2013 Port Adelaide 20 24 43 20 309 200 509 104 47 1.8 0.8 12.9 8.3 21.2 4.3 2.0 8
2014 Port Adelaide 20 24 43 31 243 147 390 94 74 1.8 1.3 10.1 6.1 16.3 3.9 3.1 6
2015 Port Adelaide 20 22 53 27 270 152 422 85 67 2.4 1.2 12.3 6.9 19.2 3.9 3.1 6
2016 Port Adelaide 20 18 38 24 181 97 278 52 39 2.1 1.3 10.1 5.4 15.4 2.9 2.2 3
2017 Port Adelaide 20 19 24 25 262 159 421 82 63 1.3 1.3 13.8 8.4 22.2 4.3 3.3 4
2018 Port Adelaide 20 21 22 21 252 185 437 58 70 1.0 1.0 12.0 8.8 20.8 2.8 3.3 4
2019 Hawthorn 20 14 12 9 147 112 259 45 60 0.9 0.6 10.5 8.0 18.5 3.2 4.3 4
2020[a] Hawthorn 20 17 18 11 145 106 251 49 61 1.1 0.6 8.5 6.2 14.8 2.9 3.6 6
2021 Hawthorn 20 16 12 11 199 158 357 58 61 0.8 0.7 12.4 9.9 22.3 3.6 3.8 8
2022 Hawthorn 20 10 17 6 78 45 123 21 22 1.7 0.6 7.8 4.5 12.3 2.1 2.2
Career 204 291 195 2194 1490 3684 684 610 1.4 1.0 10.8 7.3 18.1 3.4 3.0 49

Notes

  1. ^ The 2020 season was played with 17 home-and-away matches per team (down from 22) and 16-minute quarters with time on (down from 20-minute quarters with time on) due to the impact of the COVID-19 pandemic.

Honours and achievements

Individual

References

  1. ^ Staff writers (17 March 2019). "Weird footy nicknames: So why do they call Gov 'Brackets'?". AFL.com.au. Retrieved 11 November 2020.
  2. ^ Capel, Andrew (25 November 2011). "Wingard a win for Port Adelaide". AdelaideNow.com.au. Retrieved 2 April 2012.
  3. ^ "Power the pick for Crows fan Chad". Adelaide Now. 24 November 2011.
  4. ^ "Chad Wingard". AFL Players' Indigenous Map 2012. AFLPA. Retrieved 24 May 2012.
  5. ^ Campbell, Claire. "Fostering community of carers". Murray Valley Standard.
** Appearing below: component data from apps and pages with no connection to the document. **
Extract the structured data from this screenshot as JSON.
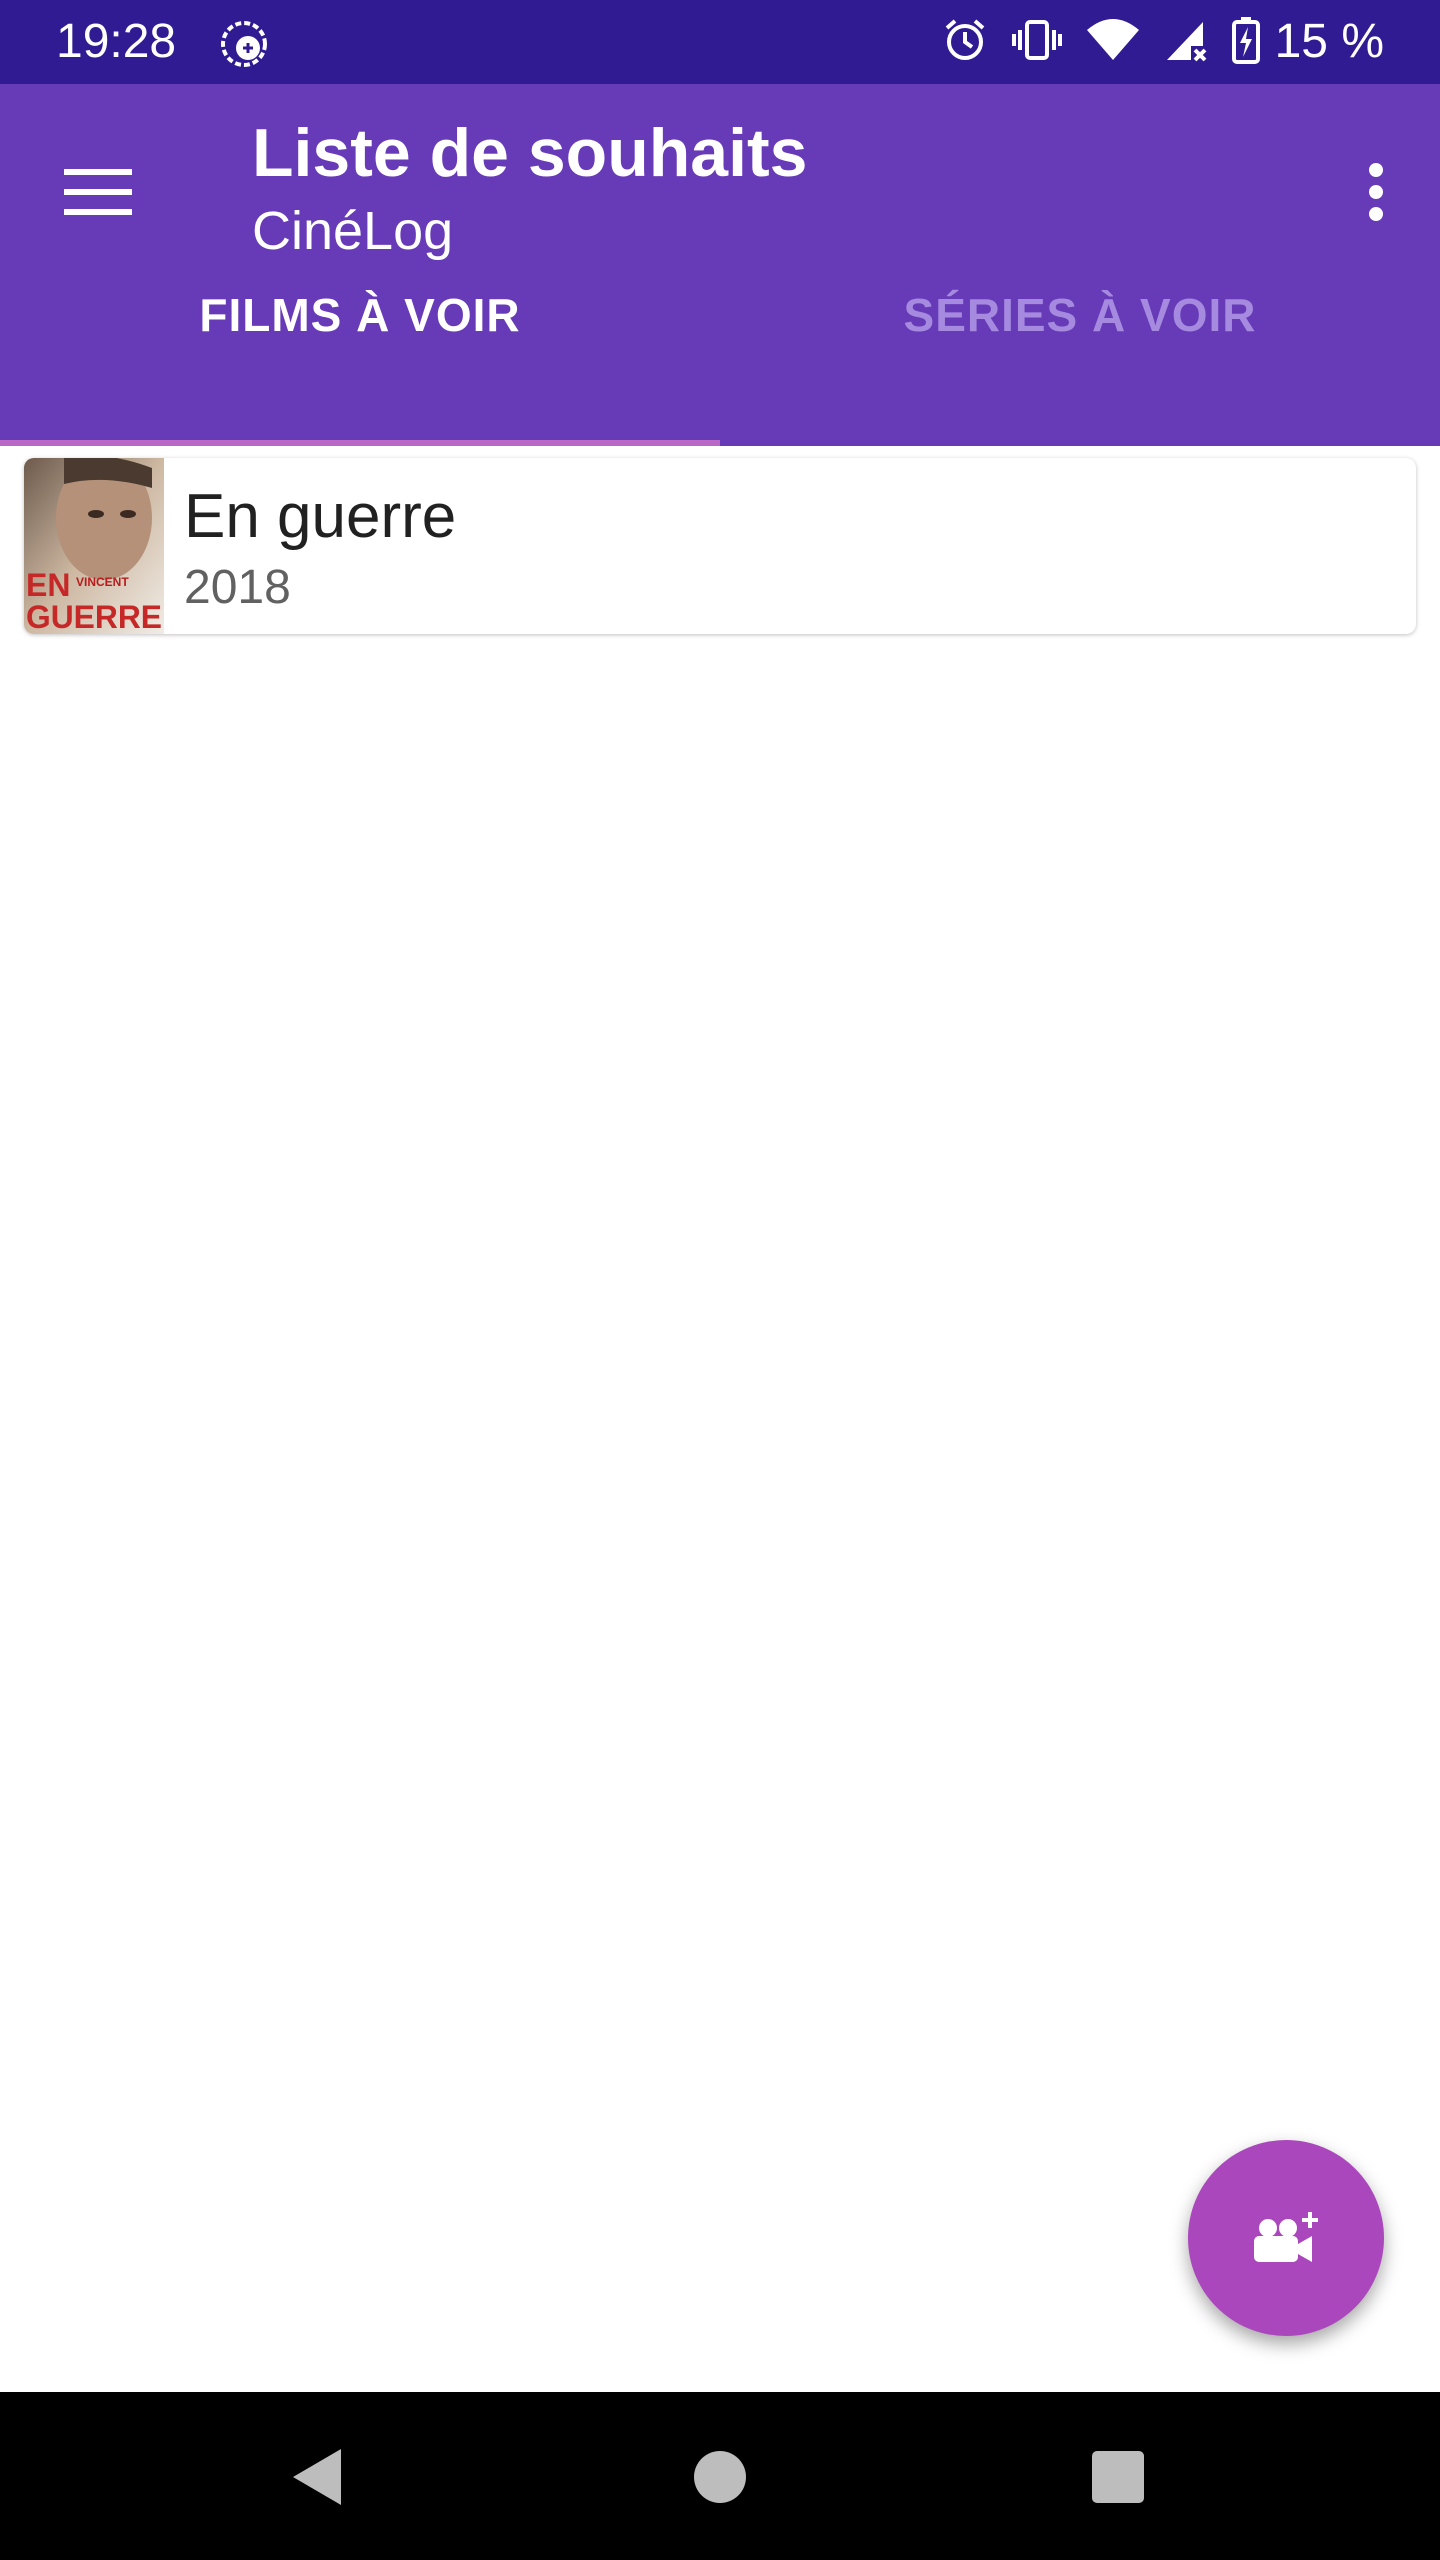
{
  "status_bar": {
    "time": "19:28",
    "battery": "15 %",
    "icons": [
      "app-notification-icon",
      "alarm-icon",
      "vibrate-icon",
      "wifi-icon",
      "cell-signal-icon",
      "battery-charging-icon"
    ]
  },
  "app_bar": {
    "title": "Liste de souhaits",
    "subtitle": "CinéLog",
    "menu_icon": "hamburger-menu-icon",
    "overflow_icon": "more-vert-icon"
  },
  "tabs": [
    {
      "label": "FILMS À VOIR",
      "selected": true
    },
    {
      "label": "SÉRIES À VOIR",
      "selected": false
    }
  ],
  "movies": [
    {
      "title": "En guerre",
      "year": "2018",
      "poster_text": [
        "VINCENT",
        "EN",
        "GUERRE"
      ]
    }
  ],
  "fab": {
    "icon": "add-movie-camera-icon"
  },
  "nav_bar": {
    "icons": [
      "back-icon",
      "home-icon",
      "recents-icon"
    ]
  },
  "colors": {
    "status_bar": "#311b92",
    "app_bar": "#673ab7",
    "tab_indicator": "#ba68c8",
    "fab": "#ab47bc",
    "inactive_tab": "#a58ae0"
  }
}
Retrieved 7 July 2018.
  6. ^ Wilson, Caroline. "Chad Wingard, football's hottest young property and the fresh face of reconciliation". The Age. Retrieved 7 July 2018.
  7. ^ "After storming the west, Port Adelaide fans join SS Victory march to the MCG". Herald Sun. Retrieved 7 July 2018.
  8. ^ a b "Chad Wingard: Once in a generation player - InDaily". InDaily. Retrieved 31 October 2015.
  9. ^ "River Murray 2009". countryfooty.com.au. Retrieved 31 October 2015.
  10. ^ Capel, Andrew. "Stunning form the evidence of Wingard's wizardry". Herald Sun. Retrieved 7 July 2018.
  11. ^ Huguenin, Michael (3 September 2013). "Top four dominate All-Australian squad". Archived from the original on 7 September 2013.
  12. ^ Thring, Harry. "Monfries miracle hands Port thrilling win in final AAMI Showdown". Retrieved 4 August 2013.
  13. ^ "Wingard caps stellar season with first John Cahill Medal". Port Adelaide Football Club. Port Adelaide Football Club. Retrieved 7 July 2018.
  14. ^ "Port Adelaide duo Chad Wingard and Matt White win Mark and Goal of the Year at Brownlow presentation". Fox Sports Australia. Retrieved 7 July 2018.
  15. ^ "Wingard and Gray named in All-Australian team for the second time - portadelaidefc.com.au". portadelaidefc.com.au. Retrieved 31 October 2015.
  16. ^ a b "Pick No.5 helps seal Chad-Burton trade". afl.com.au. Retrieved 17 October 2018.
  17. ^ Cherny, Daniel (7 April 2019). "Wingard lights up the 'G as Hawks overcome North". The Age.
  18. ^ "AFL Tables - Chad Wingard - Stats - Statistics". afltables.com.